Not admitted yet? Talk with an Admissions Counselor and learn how easy it is to apply.

STUDENT SUCCESS

Undergraduate advising is a partnership between you, your professional advisor, and your faculty mentor and it goes beyond course selection. Whether you plan to enter the workforce or continue on to earn an advanced degree, your academic advisors and professional mentors will guide you toward that goal. This holistic approach ensures that you are engaged in your academic plan, connected to the campus community and resources, and earn your degree as efficiently as possible.

Meet your advisor and get started on your academic path.

INTERNSHIPS

Liberal Arts Internship Programs offer an individualized, hands-on experience and is an ideal way to gain new skills and build your resume to stand out to potential employers.  Internships serve as a way to apply your classroom knowledge to real-world problem solving and projects.

Prior to completing an online internship packet [link], you are required to meet with your faculty supervisor and the department’s faculty internship coordinator to discuss your internship project.   Once your online internship packet is approved, the packet will be submitted to your Academic Advisor, who will provide you with permission to self-enroll in the course.

CAREERS

Graduates of WSU Tri-Cities leave campus fully ready to enter the workforce. The Career Services Office offers workshops on how to develop a job search strategy, write a compelling résumé and cover letter, and sharpen interview skills – all of which will help students land a job in today’s competitive market. 

The Career Services Office posts on- and off-campus positions for student employees and also work with students to identify internships, cooperative work experience, and post-graduation career opportunities. 

See how you can become career-ready with a major in environmental science. 

Sarah Roley

Sarah Roley

Assistant Professor 
School of the Environment 

Hello, I’m Dr. Sarah Roley, faculty in the School of the Environment at the Tri-Cities campus. I teach and run a research lab on campus, which means I spend about half of my time teaching and mentoring students, and the other half of my time supervising experiments in the lab and field. I teach Global Biogeochemistry, Limnology (the study of inland waters), Watershed Management, and Independent Research. I call my research lab the Watershed Biogeochemistry Lab, because we study biogeochemistry across watersheds, in terrestrial, riparian, and freshwater environments.

So what is biogeochemistry? I think of it as the story of elements, from their formation in stars, to their movements around planet Earth, and into organisms. I really enjoy biogeochemistry because it connects the physical, chemical, and biological worlds.

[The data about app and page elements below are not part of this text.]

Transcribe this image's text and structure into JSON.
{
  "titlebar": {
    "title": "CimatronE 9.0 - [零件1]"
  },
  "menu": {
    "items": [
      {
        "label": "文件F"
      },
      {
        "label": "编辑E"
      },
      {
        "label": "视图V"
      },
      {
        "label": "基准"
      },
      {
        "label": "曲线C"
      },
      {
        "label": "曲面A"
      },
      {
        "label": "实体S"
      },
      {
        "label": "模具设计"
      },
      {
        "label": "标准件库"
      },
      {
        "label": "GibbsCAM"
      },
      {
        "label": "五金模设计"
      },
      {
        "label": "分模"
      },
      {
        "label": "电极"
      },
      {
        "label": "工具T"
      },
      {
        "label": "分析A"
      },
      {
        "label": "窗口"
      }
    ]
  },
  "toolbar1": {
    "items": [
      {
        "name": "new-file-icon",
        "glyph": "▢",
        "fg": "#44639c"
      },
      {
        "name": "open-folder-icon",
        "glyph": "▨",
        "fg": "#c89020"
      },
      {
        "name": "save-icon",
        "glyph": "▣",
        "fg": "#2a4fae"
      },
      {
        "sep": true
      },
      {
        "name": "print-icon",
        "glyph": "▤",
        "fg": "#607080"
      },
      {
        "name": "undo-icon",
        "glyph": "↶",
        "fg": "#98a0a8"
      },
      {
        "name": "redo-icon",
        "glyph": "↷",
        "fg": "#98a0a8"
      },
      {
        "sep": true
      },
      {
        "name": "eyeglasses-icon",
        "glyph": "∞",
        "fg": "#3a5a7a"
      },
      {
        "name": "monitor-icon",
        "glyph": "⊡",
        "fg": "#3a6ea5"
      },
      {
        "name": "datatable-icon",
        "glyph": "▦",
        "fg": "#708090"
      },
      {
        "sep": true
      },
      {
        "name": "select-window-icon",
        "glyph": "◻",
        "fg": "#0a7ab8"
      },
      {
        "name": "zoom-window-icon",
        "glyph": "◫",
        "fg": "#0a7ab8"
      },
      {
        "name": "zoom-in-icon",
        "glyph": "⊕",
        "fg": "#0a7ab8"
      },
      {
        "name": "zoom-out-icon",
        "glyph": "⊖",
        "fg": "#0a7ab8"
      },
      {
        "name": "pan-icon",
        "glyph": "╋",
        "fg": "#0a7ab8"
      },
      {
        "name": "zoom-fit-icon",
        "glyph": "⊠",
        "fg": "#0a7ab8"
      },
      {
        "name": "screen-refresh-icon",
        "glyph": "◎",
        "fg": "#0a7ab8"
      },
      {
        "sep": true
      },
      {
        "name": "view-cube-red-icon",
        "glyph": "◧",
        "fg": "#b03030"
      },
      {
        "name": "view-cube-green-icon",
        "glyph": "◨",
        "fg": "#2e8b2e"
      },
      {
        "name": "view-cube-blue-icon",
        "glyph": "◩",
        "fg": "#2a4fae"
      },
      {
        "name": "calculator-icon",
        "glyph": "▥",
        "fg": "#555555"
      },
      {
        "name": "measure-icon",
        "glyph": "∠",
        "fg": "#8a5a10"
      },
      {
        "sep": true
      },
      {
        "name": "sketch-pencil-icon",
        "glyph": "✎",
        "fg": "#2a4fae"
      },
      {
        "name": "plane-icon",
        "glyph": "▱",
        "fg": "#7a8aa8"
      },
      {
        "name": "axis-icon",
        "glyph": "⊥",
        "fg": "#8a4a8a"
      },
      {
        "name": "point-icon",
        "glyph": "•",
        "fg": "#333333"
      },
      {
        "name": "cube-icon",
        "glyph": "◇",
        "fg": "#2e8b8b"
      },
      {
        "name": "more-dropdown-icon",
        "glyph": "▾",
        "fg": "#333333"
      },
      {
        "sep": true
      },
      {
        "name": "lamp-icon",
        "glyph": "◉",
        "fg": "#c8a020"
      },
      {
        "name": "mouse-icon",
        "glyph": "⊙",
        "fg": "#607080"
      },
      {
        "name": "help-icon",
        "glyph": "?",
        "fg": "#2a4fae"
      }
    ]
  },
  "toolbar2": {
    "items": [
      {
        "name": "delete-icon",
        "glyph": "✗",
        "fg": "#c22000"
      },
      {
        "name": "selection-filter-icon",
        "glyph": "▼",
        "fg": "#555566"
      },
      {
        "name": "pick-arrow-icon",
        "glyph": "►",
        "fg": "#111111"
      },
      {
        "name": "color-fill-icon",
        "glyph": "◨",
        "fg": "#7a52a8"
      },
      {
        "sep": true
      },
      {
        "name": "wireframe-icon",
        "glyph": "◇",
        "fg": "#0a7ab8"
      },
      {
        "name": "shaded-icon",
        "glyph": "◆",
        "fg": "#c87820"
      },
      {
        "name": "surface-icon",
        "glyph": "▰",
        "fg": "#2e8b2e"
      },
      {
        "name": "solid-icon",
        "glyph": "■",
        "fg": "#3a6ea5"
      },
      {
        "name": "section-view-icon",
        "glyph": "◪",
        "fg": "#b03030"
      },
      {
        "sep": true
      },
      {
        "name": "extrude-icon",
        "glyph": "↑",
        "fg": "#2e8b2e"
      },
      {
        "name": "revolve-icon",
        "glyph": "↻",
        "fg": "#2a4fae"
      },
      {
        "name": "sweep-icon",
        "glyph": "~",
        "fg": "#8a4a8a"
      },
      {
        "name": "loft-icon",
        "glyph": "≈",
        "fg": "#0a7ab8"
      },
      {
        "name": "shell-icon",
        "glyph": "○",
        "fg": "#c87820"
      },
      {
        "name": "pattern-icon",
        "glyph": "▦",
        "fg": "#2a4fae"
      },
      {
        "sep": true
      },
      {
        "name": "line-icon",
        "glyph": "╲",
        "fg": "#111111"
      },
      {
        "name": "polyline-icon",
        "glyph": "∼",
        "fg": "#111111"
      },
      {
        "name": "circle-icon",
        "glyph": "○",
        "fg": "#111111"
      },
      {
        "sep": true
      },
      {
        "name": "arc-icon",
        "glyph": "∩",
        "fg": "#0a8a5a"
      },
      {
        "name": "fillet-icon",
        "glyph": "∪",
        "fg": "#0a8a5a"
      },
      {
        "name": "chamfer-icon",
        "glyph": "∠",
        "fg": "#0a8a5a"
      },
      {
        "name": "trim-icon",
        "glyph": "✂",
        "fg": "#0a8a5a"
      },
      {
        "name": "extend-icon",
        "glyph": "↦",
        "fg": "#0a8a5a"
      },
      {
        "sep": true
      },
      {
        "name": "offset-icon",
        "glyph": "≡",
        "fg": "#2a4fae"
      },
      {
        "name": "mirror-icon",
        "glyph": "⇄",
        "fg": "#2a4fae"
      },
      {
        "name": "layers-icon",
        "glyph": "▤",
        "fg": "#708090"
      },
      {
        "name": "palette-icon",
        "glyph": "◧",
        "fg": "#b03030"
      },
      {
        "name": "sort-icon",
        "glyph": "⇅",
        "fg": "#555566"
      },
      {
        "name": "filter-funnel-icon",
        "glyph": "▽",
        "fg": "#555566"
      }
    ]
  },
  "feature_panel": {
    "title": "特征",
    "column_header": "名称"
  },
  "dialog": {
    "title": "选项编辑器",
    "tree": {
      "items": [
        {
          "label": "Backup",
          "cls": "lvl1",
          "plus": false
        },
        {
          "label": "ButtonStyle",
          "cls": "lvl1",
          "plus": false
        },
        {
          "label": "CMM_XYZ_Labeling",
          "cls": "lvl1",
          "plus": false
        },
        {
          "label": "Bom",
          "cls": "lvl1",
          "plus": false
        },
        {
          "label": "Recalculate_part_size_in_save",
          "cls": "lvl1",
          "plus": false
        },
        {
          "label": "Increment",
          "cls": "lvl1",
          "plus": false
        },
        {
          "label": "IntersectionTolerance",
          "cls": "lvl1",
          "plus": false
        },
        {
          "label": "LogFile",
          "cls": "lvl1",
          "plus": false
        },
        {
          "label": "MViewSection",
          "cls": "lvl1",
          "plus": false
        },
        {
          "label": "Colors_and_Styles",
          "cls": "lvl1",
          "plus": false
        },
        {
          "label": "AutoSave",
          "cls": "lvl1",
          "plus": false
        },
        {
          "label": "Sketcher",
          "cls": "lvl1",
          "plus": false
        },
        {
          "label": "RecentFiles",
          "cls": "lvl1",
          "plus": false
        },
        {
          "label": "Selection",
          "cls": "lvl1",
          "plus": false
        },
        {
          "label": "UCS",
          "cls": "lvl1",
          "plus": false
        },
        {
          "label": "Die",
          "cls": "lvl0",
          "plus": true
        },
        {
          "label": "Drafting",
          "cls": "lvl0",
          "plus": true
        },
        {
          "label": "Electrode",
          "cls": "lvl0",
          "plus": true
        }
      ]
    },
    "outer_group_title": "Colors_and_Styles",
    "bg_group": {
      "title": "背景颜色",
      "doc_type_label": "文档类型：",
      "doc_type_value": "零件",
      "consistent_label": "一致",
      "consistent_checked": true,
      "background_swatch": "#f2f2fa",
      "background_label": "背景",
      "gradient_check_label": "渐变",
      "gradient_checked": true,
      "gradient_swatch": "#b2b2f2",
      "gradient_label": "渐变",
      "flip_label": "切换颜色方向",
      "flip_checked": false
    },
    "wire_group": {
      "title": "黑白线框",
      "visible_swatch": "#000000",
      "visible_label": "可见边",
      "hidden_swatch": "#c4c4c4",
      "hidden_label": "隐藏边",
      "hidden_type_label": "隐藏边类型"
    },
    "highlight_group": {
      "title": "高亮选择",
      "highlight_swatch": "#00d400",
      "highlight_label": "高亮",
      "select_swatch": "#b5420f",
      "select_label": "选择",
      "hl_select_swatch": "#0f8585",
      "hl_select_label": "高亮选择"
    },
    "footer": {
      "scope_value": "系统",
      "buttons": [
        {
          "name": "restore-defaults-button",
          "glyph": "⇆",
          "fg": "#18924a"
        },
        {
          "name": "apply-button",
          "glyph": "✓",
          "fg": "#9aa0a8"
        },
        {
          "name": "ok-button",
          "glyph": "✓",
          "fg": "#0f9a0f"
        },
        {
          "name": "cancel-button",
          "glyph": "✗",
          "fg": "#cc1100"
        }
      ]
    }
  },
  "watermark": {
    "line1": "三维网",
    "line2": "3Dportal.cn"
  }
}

It also provides us with the tools to address environmental problems, such as climate change, nutrient pollution, and soil health. My lab is currently studying nitrogen fixation, the process by which microbes make nitrogen (an essential element for all life – including us) available for plants. We are also measuring photosynthesis and respiration in the Yakima and Columbia Rivers, to better understand how these rivers function. If biogeochemistry or freshwater ecology sound interesting to you, then I hope to see you in class!